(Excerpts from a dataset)

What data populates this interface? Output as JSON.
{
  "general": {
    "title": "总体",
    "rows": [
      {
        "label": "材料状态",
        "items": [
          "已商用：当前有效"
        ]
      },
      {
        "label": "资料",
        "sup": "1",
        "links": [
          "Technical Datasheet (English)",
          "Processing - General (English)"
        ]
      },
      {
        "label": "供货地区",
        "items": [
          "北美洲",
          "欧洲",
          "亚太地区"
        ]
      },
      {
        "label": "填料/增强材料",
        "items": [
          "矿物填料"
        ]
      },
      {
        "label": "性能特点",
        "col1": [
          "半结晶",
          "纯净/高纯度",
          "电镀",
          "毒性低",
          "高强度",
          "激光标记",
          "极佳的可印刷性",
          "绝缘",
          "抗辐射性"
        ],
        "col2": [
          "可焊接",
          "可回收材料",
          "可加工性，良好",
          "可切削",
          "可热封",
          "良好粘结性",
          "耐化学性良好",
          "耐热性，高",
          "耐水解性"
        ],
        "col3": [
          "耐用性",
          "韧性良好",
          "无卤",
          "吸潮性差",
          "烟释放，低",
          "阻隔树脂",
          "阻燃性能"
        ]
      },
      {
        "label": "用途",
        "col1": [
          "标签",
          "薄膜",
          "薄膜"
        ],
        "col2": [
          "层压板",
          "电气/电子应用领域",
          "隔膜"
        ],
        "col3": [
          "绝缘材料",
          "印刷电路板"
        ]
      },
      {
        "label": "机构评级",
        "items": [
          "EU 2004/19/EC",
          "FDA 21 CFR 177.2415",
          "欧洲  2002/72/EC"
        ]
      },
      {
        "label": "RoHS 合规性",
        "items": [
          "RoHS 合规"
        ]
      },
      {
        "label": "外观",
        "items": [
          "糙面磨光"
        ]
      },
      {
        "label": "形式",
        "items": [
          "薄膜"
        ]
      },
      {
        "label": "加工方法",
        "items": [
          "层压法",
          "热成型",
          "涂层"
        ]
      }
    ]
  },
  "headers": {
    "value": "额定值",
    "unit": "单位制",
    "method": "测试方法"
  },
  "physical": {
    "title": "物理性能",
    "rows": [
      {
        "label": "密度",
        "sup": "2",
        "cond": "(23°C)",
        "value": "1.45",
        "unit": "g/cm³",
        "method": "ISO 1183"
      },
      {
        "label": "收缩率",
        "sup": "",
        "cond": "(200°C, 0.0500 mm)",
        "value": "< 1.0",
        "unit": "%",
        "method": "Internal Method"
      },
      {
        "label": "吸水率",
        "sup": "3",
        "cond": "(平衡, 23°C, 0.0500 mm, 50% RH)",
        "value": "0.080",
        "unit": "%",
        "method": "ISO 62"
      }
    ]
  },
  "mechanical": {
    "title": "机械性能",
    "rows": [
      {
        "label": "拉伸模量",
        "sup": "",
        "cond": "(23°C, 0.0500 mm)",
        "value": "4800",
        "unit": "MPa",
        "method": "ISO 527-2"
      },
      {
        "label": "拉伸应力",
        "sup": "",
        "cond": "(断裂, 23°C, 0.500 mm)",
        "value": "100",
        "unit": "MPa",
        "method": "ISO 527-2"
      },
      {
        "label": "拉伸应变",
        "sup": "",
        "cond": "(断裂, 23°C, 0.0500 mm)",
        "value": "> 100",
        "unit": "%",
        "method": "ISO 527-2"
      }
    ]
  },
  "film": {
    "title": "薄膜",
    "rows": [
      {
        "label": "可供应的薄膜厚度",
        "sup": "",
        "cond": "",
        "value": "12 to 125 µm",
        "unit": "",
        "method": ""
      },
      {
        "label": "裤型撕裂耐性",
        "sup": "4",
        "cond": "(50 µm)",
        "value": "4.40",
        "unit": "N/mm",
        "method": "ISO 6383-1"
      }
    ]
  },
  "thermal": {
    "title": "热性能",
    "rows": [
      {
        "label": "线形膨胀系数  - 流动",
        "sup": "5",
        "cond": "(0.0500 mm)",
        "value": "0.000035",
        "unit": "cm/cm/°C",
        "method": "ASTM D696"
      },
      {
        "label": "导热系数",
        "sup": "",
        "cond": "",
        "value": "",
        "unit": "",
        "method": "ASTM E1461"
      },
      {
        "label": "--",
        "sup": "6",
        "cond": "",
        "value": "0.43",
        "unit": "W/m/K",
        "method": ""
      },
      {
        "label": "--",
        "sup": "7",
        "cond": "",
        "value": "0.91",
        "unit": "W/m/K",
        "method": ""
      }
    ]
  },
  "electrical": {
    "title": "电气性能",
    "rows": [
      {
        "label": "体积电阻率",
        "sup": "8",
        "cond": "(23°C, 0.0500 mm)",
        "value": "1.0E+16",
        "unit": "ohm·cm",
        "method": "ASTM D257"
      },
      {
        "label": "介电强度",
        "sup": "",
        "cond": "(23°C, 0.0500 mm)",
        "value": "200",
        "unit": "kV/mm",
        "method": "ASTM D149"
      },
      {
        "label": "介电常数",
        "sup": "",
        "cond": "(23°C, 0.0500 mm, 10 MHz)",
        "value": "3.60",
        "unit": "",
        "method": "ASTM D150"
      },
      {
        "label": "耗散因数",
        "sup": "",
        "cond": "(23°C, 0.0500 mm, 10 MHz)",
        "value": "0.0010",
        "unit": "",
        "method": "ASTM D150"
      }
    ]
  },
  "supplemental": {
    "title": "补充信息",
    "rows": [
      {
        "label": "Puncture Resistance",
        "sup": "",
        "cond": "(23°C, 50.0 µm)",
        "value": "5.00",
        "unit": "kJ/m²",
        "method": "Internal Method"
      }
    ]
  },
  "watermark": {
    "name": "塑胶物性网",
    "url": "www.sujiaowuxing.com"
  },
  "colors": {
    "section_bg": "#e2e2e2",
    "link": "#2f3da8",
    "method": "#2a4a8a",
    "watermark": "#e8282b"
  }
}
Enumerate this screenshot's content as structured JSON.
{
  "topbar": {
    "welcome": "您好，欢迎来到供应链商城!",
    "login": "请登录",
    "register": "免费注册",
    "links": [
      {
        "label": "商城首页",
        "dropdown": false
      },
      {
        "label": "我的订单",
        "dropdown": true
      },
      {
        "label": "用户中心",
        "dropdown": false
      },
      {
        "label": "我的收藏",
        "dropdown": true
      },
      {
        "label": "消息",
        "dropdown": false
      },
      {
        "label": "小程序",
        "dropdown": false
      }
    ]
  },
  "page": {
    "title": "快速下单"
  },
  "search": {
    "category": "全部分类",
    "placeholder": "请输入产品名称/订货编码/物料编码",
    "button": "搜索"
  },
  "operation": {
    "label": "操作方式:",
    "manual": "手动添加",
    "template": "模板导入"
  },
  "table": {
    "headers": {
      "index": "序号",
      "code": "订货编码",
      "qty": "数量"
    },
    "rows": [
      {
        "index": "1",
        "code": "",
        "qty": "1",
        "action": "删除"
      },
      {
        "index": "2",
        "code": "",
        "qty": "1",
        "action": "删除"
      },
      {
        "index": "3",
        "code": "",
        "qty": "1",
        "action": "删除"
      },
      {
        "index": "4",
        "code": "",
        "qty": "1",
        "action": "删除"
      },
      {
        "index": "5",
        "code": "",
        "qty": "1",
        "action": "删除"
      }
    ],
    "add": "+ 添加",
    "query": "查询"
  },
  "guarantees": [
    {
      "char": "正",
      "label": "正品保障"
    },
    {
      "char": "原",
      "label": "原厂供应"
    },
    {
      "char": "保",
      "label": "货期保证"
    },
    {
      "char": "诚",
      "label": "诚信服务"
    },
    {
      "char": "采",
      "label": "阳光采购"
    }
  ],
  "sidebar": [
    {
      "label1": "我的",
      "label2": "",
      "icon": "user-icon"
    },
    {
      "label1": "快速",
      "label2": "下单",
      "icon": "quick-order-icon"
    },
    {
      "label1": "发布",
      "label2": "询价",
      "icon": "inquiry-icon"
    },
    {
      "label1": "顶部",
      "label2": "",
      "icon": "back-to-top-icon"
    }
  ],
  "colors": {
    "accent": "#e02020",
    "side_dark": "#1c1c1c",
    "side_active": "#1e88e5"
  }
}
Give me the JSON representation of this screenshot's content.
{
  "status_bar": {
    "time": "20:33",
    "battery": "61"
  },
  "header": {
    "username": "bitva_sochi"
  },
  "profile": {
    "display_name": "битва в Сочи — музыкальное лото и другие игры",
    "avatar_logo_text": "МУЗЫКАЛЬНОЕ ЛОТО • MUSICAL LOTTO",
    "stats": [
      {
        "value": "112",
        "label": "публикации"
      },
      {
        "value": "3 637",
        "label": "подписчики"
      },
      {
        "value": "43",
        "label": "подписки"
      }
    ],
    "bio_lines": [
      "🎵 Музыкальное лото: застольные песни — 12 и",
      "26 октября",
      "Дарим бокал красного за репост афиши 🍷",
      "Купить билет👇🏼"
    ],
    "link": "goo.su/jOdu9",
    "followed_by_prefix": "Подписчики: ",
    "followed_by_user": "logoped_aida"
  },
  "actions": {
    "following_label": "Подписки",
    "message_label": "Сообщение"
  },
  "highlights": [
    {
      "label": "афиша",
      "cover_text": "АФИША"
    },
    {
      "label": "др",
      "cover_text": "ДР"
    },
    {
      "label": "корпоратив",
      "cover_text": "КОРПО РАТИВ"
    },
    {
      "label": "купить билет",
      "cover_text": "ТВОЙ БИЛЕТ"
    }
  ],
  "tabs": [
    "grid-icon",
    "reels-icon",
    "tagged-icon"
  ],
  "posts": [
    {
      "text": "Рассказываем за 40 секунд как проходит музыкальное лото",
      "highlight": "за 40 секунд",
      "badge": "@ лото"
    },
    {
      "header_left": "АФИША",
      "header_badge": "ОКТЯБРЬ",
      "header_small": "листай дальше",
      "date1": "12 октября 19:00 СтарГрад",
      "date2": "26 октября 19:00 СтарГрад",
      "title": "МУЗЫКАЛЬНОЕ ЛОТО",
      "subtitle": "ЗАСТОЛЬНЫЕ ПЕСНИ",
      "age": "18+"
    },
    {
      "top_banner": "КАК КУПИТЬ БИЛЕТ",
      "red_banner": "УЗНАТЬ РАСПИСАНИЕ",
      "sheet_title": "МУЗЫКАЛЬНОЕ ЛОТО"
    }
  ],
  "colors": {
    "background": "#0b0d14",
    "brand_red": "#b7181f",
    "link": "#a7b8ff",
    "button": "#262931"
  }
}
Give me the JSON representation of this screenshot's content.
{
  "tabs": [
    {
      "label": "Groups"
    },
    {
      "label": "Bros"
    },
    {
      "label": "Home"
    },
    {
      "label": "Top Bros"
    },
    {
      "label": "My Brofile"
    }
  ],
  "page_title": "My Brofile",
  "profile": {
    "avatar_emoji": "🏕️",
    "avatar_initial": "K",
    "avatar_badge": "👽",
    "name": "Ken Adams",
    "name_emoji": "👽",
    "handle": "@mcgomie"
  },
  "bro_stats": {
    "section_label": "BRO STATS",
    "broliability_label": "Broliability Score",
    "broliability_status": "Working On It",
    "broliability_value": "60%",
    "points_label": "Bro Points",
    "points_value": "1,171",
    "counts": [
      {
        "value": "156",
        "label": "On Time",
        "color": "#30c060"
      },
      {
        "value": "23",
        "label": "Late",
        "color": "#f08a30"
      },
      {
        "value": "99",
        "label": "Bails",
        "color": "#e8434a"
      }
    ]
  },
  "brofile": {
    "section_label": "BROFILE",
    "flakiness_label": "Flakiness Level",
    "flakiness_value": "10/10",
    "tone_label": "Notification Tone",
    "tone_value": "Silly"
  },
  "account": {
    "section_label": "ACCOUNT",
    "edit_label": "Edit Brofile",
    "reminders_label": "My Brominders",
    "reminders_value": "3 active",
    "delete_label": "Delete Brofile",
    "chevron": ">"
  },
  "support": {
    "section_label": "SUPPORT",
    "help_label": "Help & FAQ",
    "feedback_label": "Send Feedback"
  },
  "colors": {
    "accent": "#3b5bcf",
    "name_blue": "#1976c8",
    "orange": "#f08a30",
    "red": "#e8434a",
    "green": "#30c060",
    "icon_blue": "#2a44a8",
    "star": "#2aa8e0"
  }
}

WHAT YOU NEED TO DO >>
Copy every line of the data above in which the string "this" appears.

RESPONSE AREA >>
What data populates this interface? Output as JSON.
Enumerate this screenshot's content as structured JSON.
Give me the JSON representation of this screenshot's content.
Give me the JSON representation of this screenshot's content.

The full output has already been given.